IN RE: Stephen KELLY, Appellant, v. Anthony J. ANNUCCI, as Acting Commissioner of Corrections and Community Supervision, Respondent.
MEMORANDUM AND ORDER
Appeal from a judgment of the Supreme Court (Ceresia, J.), entered October 6, 2020 in Albany County, which dismissed petitioner's application, in a proceeding pursuant to CPLR article 78, to review two determinations of respondent finding petitioner guilty of violating certain prison disciplinary rules.
On October 9, 2019, petitioner was ordered to produce a urine sample as part of a random drug screening. When petitioner failed to provide a sample within the required time period (see 7 NYCRR 1020.4[d]), he was charged in a misbehavior report with failing to comply with urinalysis testing procedures and violating temporary release program rules. Following a tier III disciplinary hearing, petitioner was found guilty as charged, and this determination was affirmed on administrative appeal with a modified penalty.
On January 9, 2020, petitioner was again ordered to produce a urine sample for drug screening and failed to do so within the allotted time. Petitioner was charged in a misbehavior report with failing to comply with urinalysis testing procedures. Following a tier III disciplinary hearing, petitioner was found guilty as charged. Petitioner commenced this CPLR article 78 proceeding challenging the basis for the drug screens that resulted in both disciplinary determinations. Supreme Court dismissed the petition, and this appeal ensued.
We affirm. Regarding petitioner's challenge to the drug screen order that resulted in the January 2020 disciplinary determination, the record contains an affidavit from the Director of Special Housing and Inmate Disciplinary Programs for the Department of Corrections and Community Supervision. In the affidavit, he attested that he had reviewed the records in the Office of Special Housing, which maintains records of tier III administrative appeals, and found no evidence that petitioner had submitted an appeal of the determination rendered after the January 16, 2020 hearing. Accordingly, Supreme Court properly dismissed that part of the petition challenging this determination for a failure to exhaust administrative remedies (see Matter of Cuppuccino v. Annucci, 171 AD3d 1386, 1387 ; Matter of Oyague v. Clinton Corr. Facility, 146 AD3d 1242, 1243 ).

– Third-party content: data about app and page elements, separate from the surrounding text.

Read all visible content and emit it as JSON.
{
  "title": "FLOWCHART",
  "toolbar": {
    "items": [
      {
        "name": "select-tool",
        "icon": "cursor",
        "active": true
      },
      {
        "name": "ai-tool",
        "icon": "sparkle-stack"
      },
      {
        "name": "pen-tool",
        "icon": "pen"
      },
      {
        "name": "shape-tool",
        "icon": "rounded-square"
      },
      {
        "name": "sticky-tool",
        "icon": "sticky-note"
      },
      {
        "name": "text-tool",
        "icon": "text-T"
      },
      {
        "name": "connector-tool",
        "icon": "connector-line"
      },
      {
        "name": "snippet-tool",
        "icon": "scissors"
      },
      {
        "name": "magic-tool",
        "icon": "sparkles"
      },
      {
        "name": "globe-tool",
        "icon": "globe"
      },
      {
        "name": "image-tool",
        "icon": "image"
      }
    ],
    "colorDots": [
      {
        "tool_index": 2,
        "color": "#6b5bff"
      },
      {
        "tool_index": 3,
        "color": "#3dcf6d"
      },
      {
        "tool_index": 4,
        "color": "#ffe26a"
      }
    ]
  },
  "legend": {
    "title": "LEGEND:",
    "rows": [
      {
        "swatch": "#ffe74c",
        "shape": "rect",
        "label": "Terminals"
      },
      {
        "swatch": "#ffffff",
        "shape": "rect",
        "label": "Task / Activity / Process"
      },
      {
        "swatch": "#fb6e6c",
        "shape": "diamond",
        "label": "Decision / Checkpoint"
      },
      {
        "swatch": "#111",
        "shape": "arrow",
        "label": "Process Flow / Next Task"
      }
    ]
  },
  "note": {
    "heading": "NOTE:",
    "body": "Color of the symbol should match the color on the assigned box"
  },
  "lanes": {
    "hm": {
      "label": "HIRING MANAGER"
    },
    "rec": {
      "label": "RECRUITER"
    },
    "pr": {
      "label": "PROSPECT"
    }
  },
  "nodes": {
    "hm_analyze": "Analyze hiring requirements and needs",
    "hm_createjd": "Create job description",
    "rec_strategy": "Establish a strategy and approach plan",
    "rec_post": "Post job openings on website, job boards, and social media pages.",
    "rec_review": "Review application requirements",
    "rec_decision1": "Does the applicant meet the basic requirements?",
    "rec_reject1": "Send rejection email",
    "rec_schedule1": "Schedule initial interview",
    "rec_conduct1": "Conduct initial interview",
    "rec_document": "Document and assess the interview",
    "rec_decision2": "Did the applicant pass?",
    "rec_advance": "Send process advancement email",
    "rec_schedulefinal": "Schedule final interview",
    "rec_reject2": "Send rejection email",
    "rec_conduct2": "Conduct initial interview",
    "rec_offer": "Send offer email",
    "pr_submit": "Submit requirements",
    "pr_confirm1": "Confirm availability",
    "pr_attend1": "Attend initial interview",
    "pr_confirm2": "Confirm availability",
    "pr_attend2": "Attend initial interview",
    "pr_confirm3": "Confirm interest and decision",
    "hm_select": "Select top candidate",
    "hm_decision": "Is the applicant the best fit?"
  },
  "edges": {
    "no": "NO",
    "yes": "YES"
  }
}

As to the October 2019 determination, petitioner argues that he was not eligible to be selected for a random drug test because he had only completed orientation for the temporary release program and had not yet participated in work release. As noted by Supreme Court, although inmates that participate in a temporary release program are subject to drug testing on a random or routine basis when the inmate returns from release (see Dept of Corr & Community Supervision Directive No. 4937[IV][A][a]; 7 NYCRR 1020.4[a][i]), the misbehavior report states that the order for the drug test was given pursuant to the Department of Corrections and Community Supervision's computerized random system. Insofar as all inmates are subject to computer-generated random drug testing (see Dept of Corr & Community Supervision Directive No. 4937[IV][A]; 7 NYCRR 1020.4[a]), we agree with Supreme Court that there was a valid basis for the drug test order. To the extent that petitioner now argues that the determination is not supported by substantial evidence, that argument is not properly before us as he did not raise this claim in his petition (see Matter of Randolph v. Annucci, 188 AD3d 1499, 1499 ; Matter of Samuels v. Annucci, 142 AD3d 1200, 1201 n ).
ORDERED that the judgment is affirmed, without costs.
Garry, P.J., Egan Jr., Aarons, Pritzker and Colangelo, JJ., concur.